Activity
If a line of the material holds the string "marker", it counts; report the number of such lines alone.

Listed entries

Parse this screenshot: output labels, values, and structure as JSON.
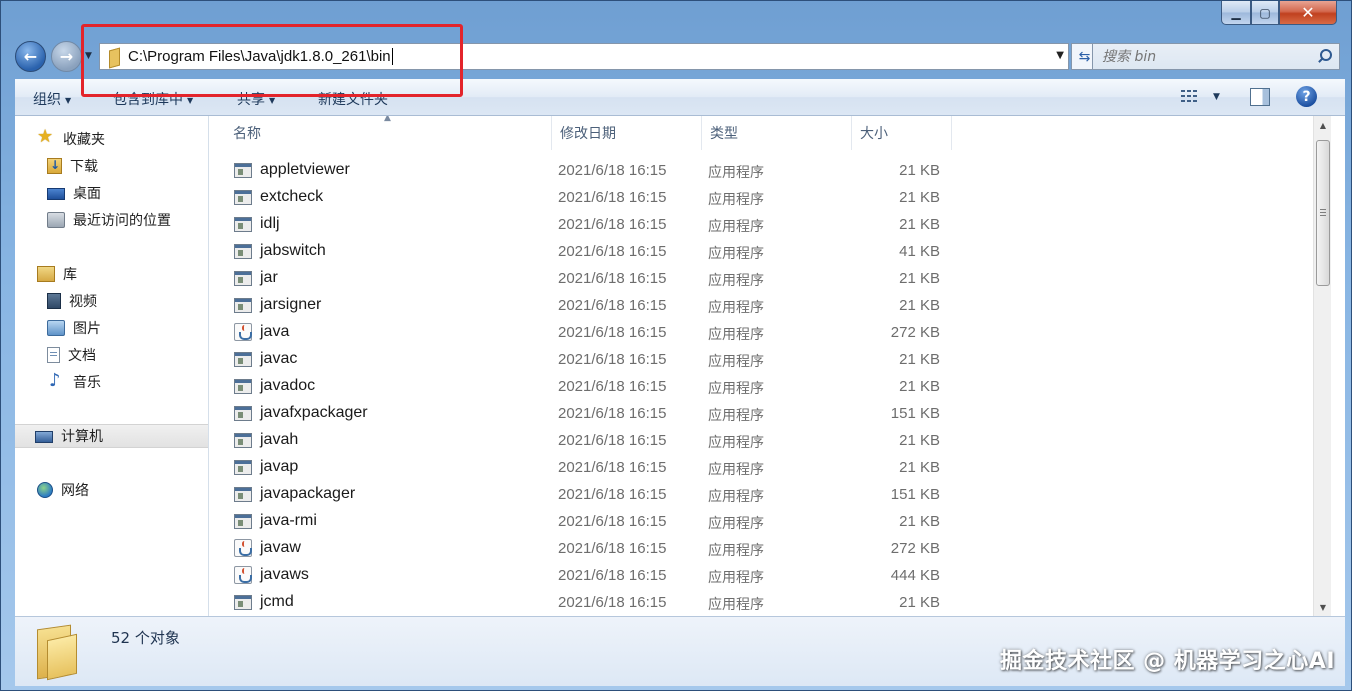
{
  "address": {
    "path": "C:\\Program Files\\Java\\jdk1.8.0_261\\bin"
  },
  "search": {
    "placeholder": "搜索 bin"
  },
  "toolbar": {
    "organize": "组织",
    "include_in_library": "包含到库中",
    "share": "共享",
    "new_folder": "新建文件夹"
  },
  "sidebar": {
    "favorites": "收藏夹",
    "downloads": "下载",
    "desktop": "桌面",
    "recent_places": "最近访问的位置",
    "libraries": "库",
    "videos": "视频",
    "pictures": "图片",
    "documents": "文档",
    "music": "音乐",
    "computer": "计算机",
    "network": "网络"
  },
  "columns": {
    "name": "名称",
    "date": "修改日期",
    "type": "类型",
    "size": "大小"
  },
  "files": [
    {
      "name": "appletviewer",
      "date": "2021/6/18 16:15",
      "type": "应用程序",
      "size": "21 KB",
      "icon": "exe"
    },
    {
      "name": "extcheck",
      "date": "2021/6/18 16:15",
      "type": "应用程序",
      "size": "21 KB",
      "icon": "exe"
    },
    {
      "name": "idlj",
      "date": "2021/6/18 16:15",
      "type": "应用程序",
      "size": "21 KB",
      "icon": "exe"
    },
    {
      "name": "jabswitch",
      "date": "2021/6/18 16:15",
      "type": "应用程序",
      "size": "41 KB",
      "icon": "exe"
    },
    {
      "name": "jar",
      "date": "2021/6/18 16:15",
      "type": "应用程序",
      "size": "21 KB",
      "icon": "exe"
    },
    {
      "name": "jarsigner",
      "date": "2021/6/18 16:15",
      "type": "应用程序",
      "size": "21 KB",
      "icon": "exe"
    },
    {
      "name": "java",
      "date": "2021/6/18 16:15",
      "type": "应用程序",
      "size": "272 KB",
      "icon": "java"
    },
    {
      "name": "javac",
      "date": "2021/6/18 16:15",
      "type": "应用程序",
      "size": "21 KB",
      "icon": "exe"
    },
    {
      "name": "javadoc",
      "date": "2021/6/18 16:15",
      "type": "应用程序",
      "size": "21 KB",
      "icon": "exe"
    },
    {
      "name": "javafxpackager",
      "date": "2021/6/18 16:15",
      "type": "应用程序",
      "size": "151 KB",
      "icon": "exe"
    },
    {
      "name": "javah",
      "date": "2021/6/18 16:15",
      "type": "应用程序",
      "size": "21 KB",
      "icon": "exe"
    },
    {
      "name": "javap",
      "date": "2021/6/18 16:15",
      "type": "应用程序",
      "size": "21 KB",
      "icon": "exe"
    },
    {
      "name": "javapackager",
      "date": "2021/6/18 16:15",
      "type": "应用程序",
      "size": "151 KB",
      "icon": "exe"
    },
    {
      "name": "java-rmi",
      "date": "2021/6/18 16:15",
      "type": "应用程序",
      "size": "21 KB",
      "icon": "exe"
    },
    {
      "name": "javaw",
      "date": "2021/6/18 16:15",
      "type": "应用程序",
      "size": "272 KB",
      "icon": "java"
    },
    {
      "name": "javaws",
      "date": "2021/6/18 16:15",
      "type": "应用程序",
      "size": "444 KB",
      "icon": "java"
    },
    {
      "name": "jcmd",
      "date": "2021/6/18 16:15",
      "type": "应用程序",
      "size": "21 KB",
      "icon": "exe"
    }
  ],
  "status": {
    "count": "52 个对象"
  },
  "watermark": "掘金技术社区 @ 机器学习之心AI"
}
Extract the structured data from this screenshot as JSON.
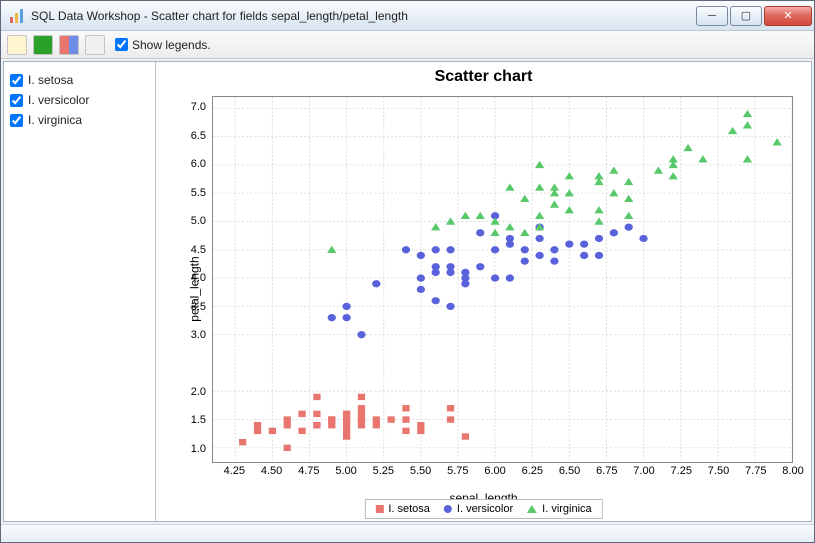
{
  "window": {
    "title": "SQL Data Workshop - Scatter chart for fields sepal_length/petal_length"
  },
  "toolbar": {
    "show_legends_label": "Show legends."
  },
  "sidebar": {
    "items": [
      {
        "label": "I. setosa",
        "checked": true
      },
      {
        "label": "I. versicolor",
        "checked": true
      },
      {
        "label": "I. virginica",
        "checked": true
      }
    ]
  },
  "chart_data": {
    "type": "scatter",
    "title": "Scatter chart",
    "xlabel": "sepal_length",
    "ylabel": "petal_length",
    "xlim": [
      4.1,
      8.0
    ],
    "ylim": [
      0.75,
      7.2
    ],
    "xticks": [
      4.25,
      4.5,
      4.75,
      5.0,
      5.25,
      5.5,
      5.75,
      6.0,
      6.25,
      6.5,
      6.75,
      7.0,
      7.25,
      7.5,
      7.75,
      8.0
    ],
    "yticks": [
      1.0,
      1.5,
      2.0,
      3.0,
      3.5,
      4.0,
      4.5,
      5.0,
      5.5,
      6.0,
      6.5,
      7.0
    ],
    "legend": [
      "I. setosa",
      "I. versicolor",
      "I. virginica"
    ],
    "series": [
      {
        "name": "I. setosa",
        "marker": "square",
        "color": "#e8756e",
        "points": [
          [
            4.3,
            1.1
          ],
          [
            4.4,
            1.4
          ],
          [
            4.4,
            1.3
          ],
          [
            4.5,
            1.3
          ],
          [
            4.6,
            1.0
          ],
          [
            4.6,
            1.5
          ],
          [
            4.6,
            1.4
          ],
          [
            4.7,
            1.3
          ],
          [
            4.7,
            1.6
          ],
          [
            4.8,
            1.6
          ],
          [
            4.8,
            1.9
          ],
          [
            4.8,
            1.4
          ],
          [
            4.8,
            1.4
          ],
          [
            4.9,
            1.5
          ],
          [
            4.9,
            1.4
          ],
          [
            4.9,
            1.5
          ],
          [
            5.0,
            1.2
          ],
          [
            5.0,
            1.6
          ],
          [
            5.0,
            1.4
          ],
          [
            5.0,
            1.3
          ],
          [
            5.0,
            1.5
          ],
          [
            5.0,
            1.6
          ],
          [
            5.1,
            1.9
          ],
          [
            5.1,
            1.5
          ],
          [
            5.1,
            1.4
          ],
          [
            5.1,
            1.7
          ],
          [
            5.1,
            1.6
          ],
          [
            5.1,
            1.5
          ],
          [
            5.2,
            1.5
          ],
          [
            5.2,
            1.4
          ],
          [
            5.3,
            1.5
          ],
          [
            5.4,
            1.7
          ],
          [
            5.4,
            1.5
          ],
          [
            5.4,
            1.3
          ],
          [
            5.5,
            1.4
          ],
          [
            5.5,
            1.3
          ],
          [
            5.7,
            1.5
          ],
          [
            5.7,
            1.7
          ],
          [
            5.8,
            1.2
          ]
        ]
      },
      {
        "name": "I. versicolor",
        "marker": "circle",
        "color": "#5a62db",
        "points": [
          [
            4.9,
            3.3
          ],
          [
            5.0,
            3.3
          ],
          [
            5.0,
            3.5
          ],
          [
            5.1,
            3.0
          ],
          [
            5.2,
            3.9
          ],
          [
            5.4,
            4.5
          ],
          [
            5.5,
            4.0
          ],
          [
            5.5,
            3.8
          ],
          [
            5.5,
            4.4
          ],
          [
            5.6,
            3.6
          ],
          [
            5.6,
            4.2
          ],
          [
            5.6,
            4.5
          ],
          [
            5.6,
            4.1
          ],
          [
            5.7,
            4.2
          ],
          [
            5.7,
            4.1
          ],
          [
            5.7,
            4.5
          ],
          [
            5.7,
            3.5
          ],
          [
            5.8,
            4.0
          ],
          [
            5.8,
            4.1
          ],
          [
            5.8,
            3.9
          ],
          [
            5.9,
            4.2
          ],
          [
            5.9,
            4.8
          ],
          [
            6.0,
            4.0
          ],
          [
            6.0,
            4.5
          ],
          [
            6.0,
            5.1
          ],
          [
            6.1,
            4.0
          ],
          [
            6.1,
            4.7
          ],
          [
            6.1,
            4.6
          ],
          [
            6.2,
            4.3
          ],
          [
            6.2,
            4.5
          ],
          [
            6.3,
            4.4
          ],
          [
            6.3,
            4.9
          ],
          [
            6.3,
            4.7
          ],
          [
            6.4,
            4.5
          ],
          [
            6.4,
            4.3
          ],
          [
            6.5,
            4.6
          ],
          [
            6.6,
            4.4
          ],
          [
            6.6,
            4.6
          ],
          [
            6.7,
            4.7
          ],
          [
            6.7,
            4.4
          ],
          [
            6.8,
            4.8
          ],
          [
            6.9,
            4.9
          ],
          [
            7.0,
            4.7
          ]
        ]
      },
      {
        "name": "I. virginica",
        "marker": "triangle",
        "color": "#58c96a",
        "points": [
          [
            4.9,
            4.5
          ],
          [
            5.6,
            4.9
          ],
          [
            5.7,
            5.0
          ],
          [
            5.8,
            5.1
          ],
          [
            5.8,
            5.1
          ],
          [
            5.9,
            5.1
          ],
          [
            6.0,
            5.0
          ],
          [
            6.0,
            4.8
          ],
          [
            6.1,
            4.9
          ],
          [
            6.1,
            5.6
          ],
          [
            6.2,
            5.4
          ],
          [
            6.2,
            4.8
          ],
          [
            6.3,
            5.6
          ],
          [
            6.3,
            5.1
          ],
          [
            6.3,
            6.0
          ],
          [
            6.3,
            4.9
          ],
          [
            6.4,
            5.6
          ],
          [
            6.4,
            5.5
          ],
          [
            6.4,
            5.3
          ],
          [
            6.5,
            5.8
          ],
          [
            6.5,
            5.5
          ],
          [
            6.5,
            5.2
          ],
          [
            6.7,
            5.2
          ],
          [
            6.7,
            5.7
          ],
          [
            6.7,
            5.8
          ],
          [
            6.7,
            5.0
          ],
          [
            6.8,
            5.5
          ],
          [
            6.8,
            5.9
          ],
          [
            6.9,
            5.4
          ],
          [
            6.9,
            5.1
          ],
          [
            6.9,
            5.7
          ],
          [
            7.1,
            5.9
          ],
          [
            7.2,
            6.0
          ],
          [
            7.2,
            5.8
          ],
          [
            7.2,
            6.1
          ],
          [
            7.3,
            6.3
          ],
          [
            7.4,
            6.1
          ],
          [
            7.6,
            6.6
          ],
          [
            7.7,
            6.7
          ],
          [
            7.7,
            6.9
          ],
          [
            7.7,
            6.1
          ],
          [
            7.9,
            6.4
          ]
        ]
      }
    ]
  }
}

Solution to the exercise
3